*** Opening DATA PROVIDED ***
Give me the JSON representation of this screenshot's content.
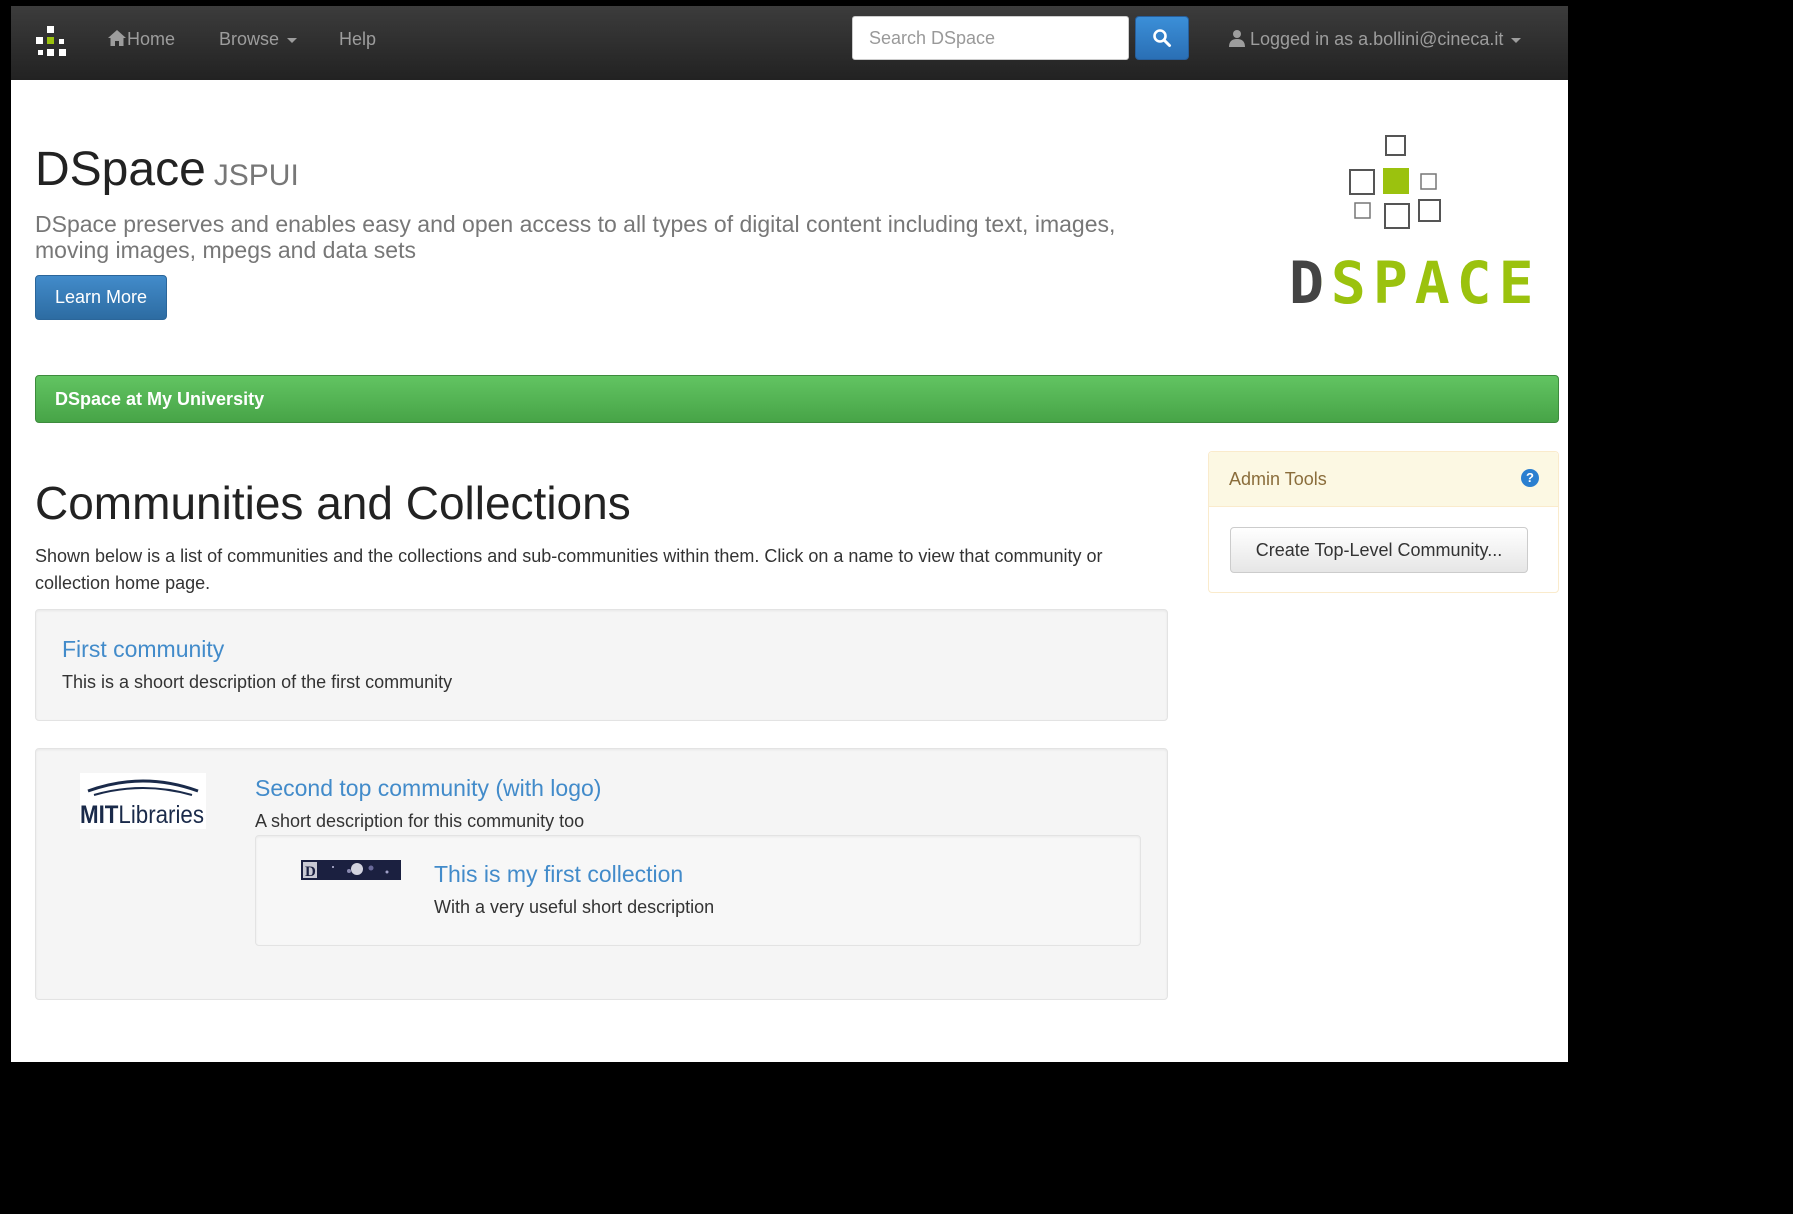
{
  "navbar": {
    "home_label": "Home",
    "browse_label": "Browse",
    "help_label": "Help",
    "search_placeholder": "Search DSpace",
    "user_label": "Logged in as a.bollini@cineca.it"
  },
  "hero": {
    "title": "DSpace",
    "subtitle": "JSPUI",
    "description": "DSpace preserves and enables easy and open access to all types of digital content including text, images, moving images, mpegs and data sets",
    "learn_more_label": "Learn More",
    "logo_text": "DSPACE"
  },
  "site_bar": {
    "title": "DSpace at My University"
  },
  "main": {
    "heading": "Communities and Collections",
    "intro": "Shown below is a list of communities and the collections and sub-communities within them. Click on a name to view that community or collection home page.",
    "communities": [
      {
        "name": "First community",
        "description": "This is a shoort description of the first community"
      },
      {
        "name": "Second top community (with logo)",
        "description": "A short description for this community too",
        "logo_text_bold": "MIT",
        "logo_text": "Libraries",
        "collections": [
          {
            "name": "This is my first collection",
            "description": "With a very useful short description"
          }
        ]
      }
    ]
  },
  "admin": {
    "title": "Admin Tools",
    "help_icon": "?",
    "create_label": "Create Top-Level Community..."
  },
  "colors": {
    "navbar": "#222222",
    "link": "#428bca",
    "primary_button": "#428bca",
    "site_bar": "#5cb85c",
    "logo_green": "#9bc20e",
    "admin_header": "#fcf8e3"
  }
}
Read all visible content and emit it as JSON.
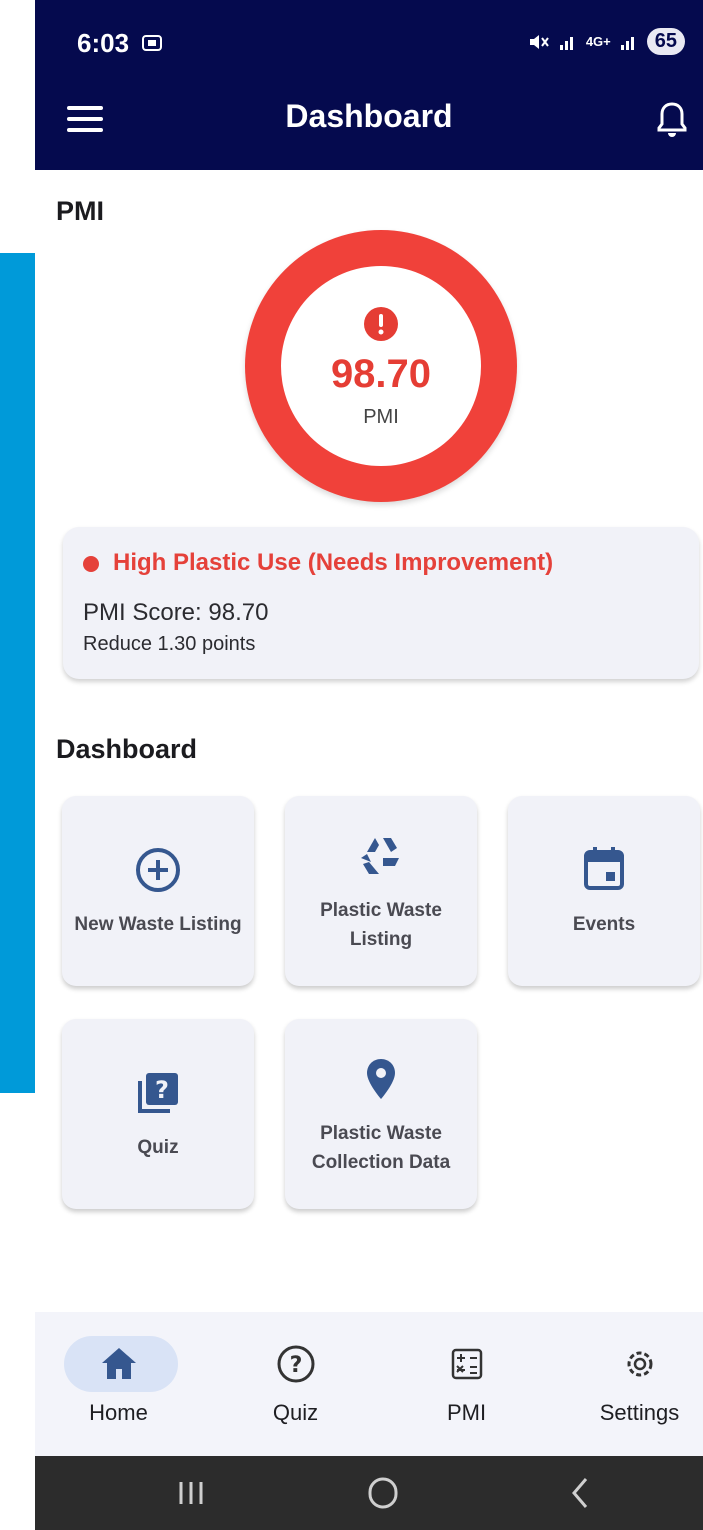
{
  "status_bar": {
    "time": "6:03",
    "network": "4G+",
    "battery": "65"
  },
  "header": {
    "title": "Dashboard",
    "menu_icon": "hamburger-menu-icon",
    "bell_icon": "bell-icon"
  },
  "pmi": {
    "section_title": "PMI",
    "value": "98.70",
    "label": "PMI",
    "ring_color": "#f0413a"
  },
  "status_card": {
    "status": "High Plastic Use (Needs Improvement)",
    "score": "PMI Score: 98.70",
    "reduce": "Reduce 1.30 points",
    "status_color": "#e5413a"
  },
  "dashboard": {
    "section_title": "Dashboard",
    "tiles": [
      {
        "label": "New Waste Listing",
        "icon": "add-circle-icon"
      },
      {
        "label": "Plastic Waste Listing",
        "icon": "recycle-icon"
      },
      {
        "label": "Events",
        "icon": "calendar-icon"
      },
      {
        "label": "Quiz",
        "icon": "quiz-icon"
      },
      {
        "label": "Plastic Waste Collection Data",
        "icon": "location-pin-icon"
      }
    ]
  },
  "bottom_nav": {
    "items": [
      {
        "label": "Home",
        "icon": "home-icon",
        "active": true
      },
      {
        "label": "Quiz",
        "icon": "help-circle-icon",
        "active": false
      },
      {
        "label": "PMI",
        "icon": "calculator-icon",
        "active": false
      },
      {
        "label": "Settings",
        "icon": "gear-icon",
        "active": false
      }
    ]
  },
  "colors": {
    "header_bg": "#050a4e",
    "accent_blue": "#35578f",
    "nav_active_pill": "#d9e3f6"
  }
}
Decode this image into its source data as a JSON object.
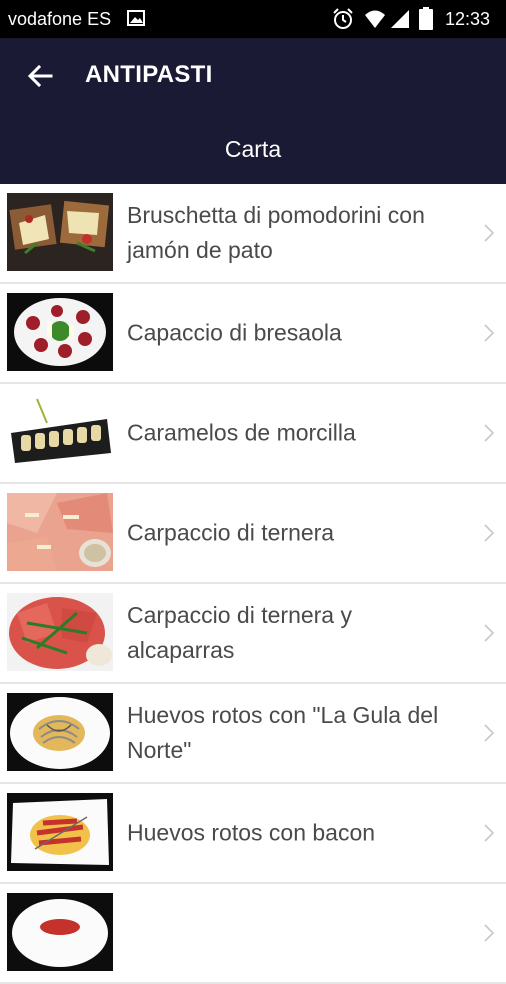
{
  "status_bar": {
    "carrier": "vodafone ES",
    "time": "12:33"
  },
  "app_bar": {
    "title": "ANTIPASTI"
  },
  "sub_header": {
    "title": "Carta"
  },
  "colors": {
    "header_background": "#1b1a35",
    "status_background": "#000000",
    "text": "#4a4a4a",
    "divider": "#e6e6e6"
  },
  "menu_items": [
    {
      "label": "Bruschetta di pomodorini con jamón de pato",
      "icon": "dish-photo"
    },
    {
      "label": "Capaccio di bresaola",
      "icon": "dish-photo"
    },
    {
      "label": "Caramelos de morcilla",
      "icon": "dish-photo"
    },
    {
      "label": "Carpaccio di ternera",
      "icon": "dish-photo"
    },
    {
      "label": "Carpaccio di ternera y alcaparras",
      "icon": "dish-photo"
    },
    {
      "label": "Huevos rotos con \"La Gula del Norte\"",
      "icon": "dish-photo"
    },
    {
      "label": "Huevos rotos con bacon",
      "icon": "dish-photo"
    },
    {
      "label": "",
      "icon": "dish-photo"
    }
  ]
}
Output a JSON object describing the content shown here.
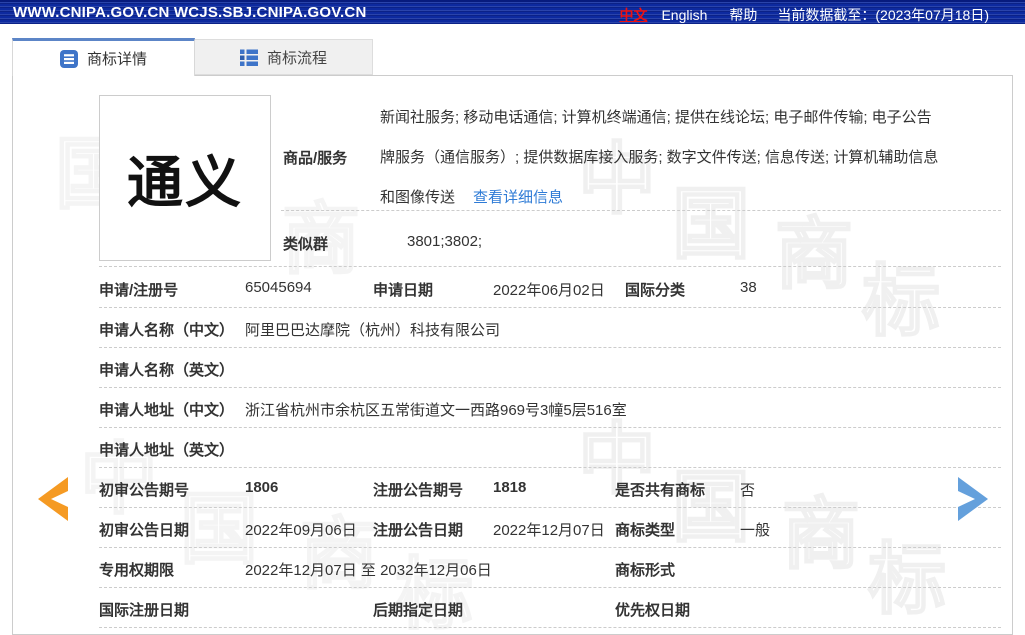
{
  "topbar": {
    "site_urls": "WWW.CNIPA.GOV.CN WCJS.SBJ.CNIPA.GOV.CN",
    "lang_zh": "中文",
    "lang_en": "English",
    "help": "帮助",
    "data_until": "当前数据截至：(2023年07月18日)"
  },
  "tabs": [
    {
      "label": "商标详情"
    },
    {
      "label": "商标流程"
    }
  ],
  "trademark": {
    "image_text": "通义"
  },
  "goods": {
    "label": "商品/服务",
    "lines": [
      "新闻社服务; 移动电话通信; 计算机终端通信; 提供在线论坛; 电子邮件传输; 电子公告",
      "牌服务（通信服务）; 提供数据库接入服务; 数字文件传送; 信息传送; 计算机辅助信息",
      "和图像传送"
    ],
    "detail_link": "查看详细信息"
  },
  "fields": {
    "similar_group": {
      "label": "类似群",
      "value": "3801;3802;"
    },
    "app_no": {
      "label": "申请/注册号",
      "value": "65045694"
    },
    "app_date": {
      "label": "申请日期",
      "value": "2022年06月02日"
    },
    "intl_class": {
      "label": "国际分类",
      "value": "38"
    },
    "applicant_cn": {
      "label": "申请人名称（中文）",
      "value": "阿里巴巴达摩院（杭州）科技有限公司"
    },
    "applicant_en": {
      "label": "申请人名称（英文）",
      "value": ""
    },
    "address_cn": {
      "label": "申请人地址（中文）",
      "value": "浙江省杭州市余杭区五常街道文一西路969号3幢5层516室"
    },
    "address_en": {
      "label": "申请人地址（英文）",
      "value": ""
    },
    "prelim_no": {
      "label": "初审公告期号",
      "value": "1806"
    },
    "reg_no": {
      "label": "注册公告期号",
      "value": "1818"
    },
    "shared": {
      "label": "是否共有商标",
      "value": "否"
    },
    "prelim_date": {
      "label": "初审公告日期",
      "value": "2022年09月06日"
    },
    "reg_date": {
      "label": "注册公告日期",
      "value": "2022年12月07日"
    },
    "tm_type": {
      "label": "商标类型",
      "value": "一般"
    },
    "exclusive_period": {
      "label": "专用权期限",
      "value": "2022年12月07日 至 2032年12月06日"
    },
    "tm_form": {
      "label": "商标形式",
      "value": ""
    },
    "intl_reg_date": {
      "label": "国际注册日期",
      "value": ""
    },
    "later_date": {
      "label": "后期指定日期",
      "value": ""
    },
    "priority_date": {
      "label": "优先权日期",
      "value": ""
    }
  },
  "watermark": {
    "chars": [
      "中",
      "国",
      "商",
      "标"
    ]
  },
  "colors": {
    "topbar_blue": "#0D2A9F",
    "tab_accent_blue": "#5C85C7",
    "icon_blue": "#3E74C8",
    "link_blue": "#2E7BD6",
    "lang_red": "#EE1111",
    "arrow_orange": "#F59A23",
    "arrow_blue": "#64A0DC"
  }
}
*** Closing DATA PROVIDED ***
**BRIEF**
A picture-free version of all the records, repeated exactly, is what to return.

**EXERCISE ANSWER**
Give me the JSON representation of this screenshot's content.
{
  "navbar": {
    "home_label": "Home",
    "browse_label": "Browse",
    "help_label": "Help",
    "search_placeholder": "Search DSpace",
    "user_label": "Logged in as a.bollini@cineca.it"
  },
  "hero": {
    "title": "DSpace",
    "subtitle": "JSPUI",
    "description": "DSpace preserves and enables easy and open access to all types of digital content including text, images, moving images, mpegs and data sets",
    "learn_more_label": "Learn More",
    "logo_text": "DSPACE"
  },
  "site_bar": {
    "title": "DSpace at My University"
  },
  "main": {
    "heading": "Communities and Collections",
    "intro": "Shown below is a list of communities and the collections and sub-communities within them. Click on a name to view that community or collection home page.",
    "communities": [
      {
        "name": "First community",
        "description": "This is a shoort description of the first community"
      },
      {
        "name": "Second top community (with logo)",
        "description": "A short description for this community too",
        "logo_text_bold": "MIT",
        "logo_text": "Libraries",
        "collections": [
          {
            "name": "This is my first collection",
            "description": "With a very useful short description"
          }
        ]
      }
    ]
  },
  "admin": {
    "title": "Admin Tools",
    "help_icon": "?",
    "create_label": "Create Top-Level Community..."
  },
  "colors": {
    "navbar": "#222222",
    "link": "#428bca",
    "primary_button": "#428bca",
    "site_bar": "#5cb85c",
    "logo_green": "#9bc20e",
    "admin_header": "#fcf8e3"
  }
}
Read all visible content and emit it as JSON.
{
  "status_bar": {
    "time": "6:03",
    "network": "4G+",
    "battery": "65"
  },
  "header": {
    "title": "Dashboard",
    "menu_icon": "hamburger-menu-icon",
    "bell_icon": "bell-icon"
  },
  "pmi": {
    "section_title": "PMI",
    "value": "98.70",
    "label": "PMI",
    "ring_color": "#f0413a"
  },
  "status_card": {
    "status": "High Plastic Use (Needs Improvement)",
    "score": "PMI Score: 98.70",
    "reduce": "Reduce 1.30 points",
    "status_color": "#e5413a"
  },
  "dashboard": {
    "section_title": "Dashboard",
    "tiles": [
      {
        "label": "New Waste Listing",
        "icon": "add-circle-icon"
      },
      {
        "label": "Plastic Waste Listing",
        "icon": "recycle-icon"
      },
      {
        "label": "Events",
        "icon": "calendar-icon"
      },
      {
        "label": "Quiz",
        "icon": "quiz-icon"
      },
      {
        "label": "Plastic Waste Collection Data",
        "icon": "location-pin-icon"
      }
    ]
  },
  "bottom_nav": {
    "items": [
      {
        "label": "Home",
        "icon": "home-icon",
        "active": true
      },
      {
        "label": "Quiz",
        "icon": "help-circle-icon",
        "active": false
      },
      {
        "label": "PMI",
        "icon": "calculator-icon",
        "active": false
      },
      {
        "label": "Settings",
        "icon": "gear-icon",
        "active": false
      }
    ]
  },
  "colors": {
    "header_bg": "#050a4e",
    "accent_blue": "#35578f",
    "nav_active_pill": "#d9e3f6"
  }
}
Decode this image into its source data as a JSON object.
{
  "status_bar": {
    "carrier": "vodafone ES",
    "time": "12:33"
  },
  "app_bar": {
    "title": "ANTIPASTI"
  },
  "sub_header": {
    "title": "Carta"
  },
  "colors": {
    "header_background": "#1b1a35",
    "status_background": "#000000",
    "text": "#4a4a4a",
    "divider": "#e6e6e6"
  },
  "menu_items": [
    {
      "label": "Bruschetta di pomodorini con jamón de pato",
      "icon": "dish-photo"
    },
    {
      "label": "Capaccio di bresaola",
      "icon": "dish-photo"
    },
    {
      "label": "Caramelos de morcilla",
      "icon": "dish-photo"
    },
    {
      "label": "Carpaccio di ternera",
      "icon": "dish-photo"
    },
    {
      "label": "Carpaccio di ternera y alcaparras",
      "icon": "dish-photo"
    },
    {
      "label": "Huevos rotos con \"La Gula del Norte\"",
      "icon": "dish-photo"
    },
    {
      "label": "Huevos rotos con bacon",
      "icon": "dish-photo"
    },
    {
      "label": "",
      "icon": "dish-photo"
    }
  ]
}
Output a JSON object describing the content shown here.
{
  "topbar": {
    "site_urls": "WWW.CNIPA.GOV.CN WCJS.SBJ.CNIPA.GOV.CN",
    "lang_zh": "中文",
    "lang_en": "English",
    "help": "帮助",
    "data_until": "当前数据截至：(2023年07月18日)"
  },
  "tabs": [
    {
      "label": "商标详情"
    },
    {
      "label": "商标流程"
    }
  ],
  "trademark": {
    "image_text": "通义"
  },
  "goods": {
    "label": "商品/服务",
    "lines": [
      "新闻社服务; 移动电话通信; 计算机终端通信; 提供在线论坛; 电子邮件传输; 电子公告",
      "牌服务（通信服务）; 提供数据库接入服务; 数字文件传送; 信息传送; 计算机辅助信息",
      "和图像传送"
    ],
    "detail_link": "查看详细信息"
  },
  "fields": {
    "similar_group": {
      "label": "类似群",
      "value": "3801;3802;"
    },
    "app_no": {
      "label": "申请/注册号",
      "value": "65045694"
    },
    "app_date": {
      "label": "申请日期",
      "value": "2022年06月02日"
    },
    "intl_class": {
      "label": "国际分类",
      "value": "38"
    },
    "applicant_cn": {
      "label": "申请人名称（中文）",
      "value": "阿里巴巴达摩院（杭州）科技有限公司"
    },
    "applicant_en": {
      "label": "申请人名称（英文）",
      "value": ""
    },
    "address_cn": {
      "label": "申请人地址（中文）",
      "value": "浙江省杭州市余杭区五常街道文一西路969号3幢5层516室"
    },
    "address_en": {
      "label": "申请人地址（英文）",
      "value": ""
    },
    "prelim_no": {
      "label": "初审公告期号",
      "value": "1806"
    },
    "reg_no": {
      "label": "注册公告期号",
      "value": "1818"
    },
    "shared": {
      "label": "是否共有商标",
      "value": "否"
    },
    "prelim_date": {
      "label": "初审公告日期",
      "value": "2022年09月06日"
    },
    "reg_date": {
      "label": "注册公告日期",
      "value": "2022年12月07日"
    },
    "tm_type": {
      "label": "商标类型",
      "value": "一般"
    },
    "exclusive_period": {
      "label": "专用权期限",
      "value": "2022年12月07日 至 2032年12月06日"
    },
    "tm_form": {
      "label": "商标形式",
      "value": ""
    },
    "intl_reg_date": {
      "label": "国际注册日期",
      "value": ""
    },
    "later_date": {
      "label": "后期指定日期",
      "value": ""
    },
    "priority_date": {
      "label": "优先权日期",
      "value": ""
    }
  },
  "watermark": {
    "chars": [
      "中",
      "国",
      "商",
      "标"
    ]
  },
  "colors": {
    "topbar_blue": "#0D2A9F",
    "tab_accent_blue": "#5C85C7",
    "icon_blue": "#3E74C8",
    "link_blue": "#2E7BD6",
    "lang_red": "#EE1111",
    "arrow_orange": "#F59A23",
    "arrow_blue": "#64A0DC"
  }
}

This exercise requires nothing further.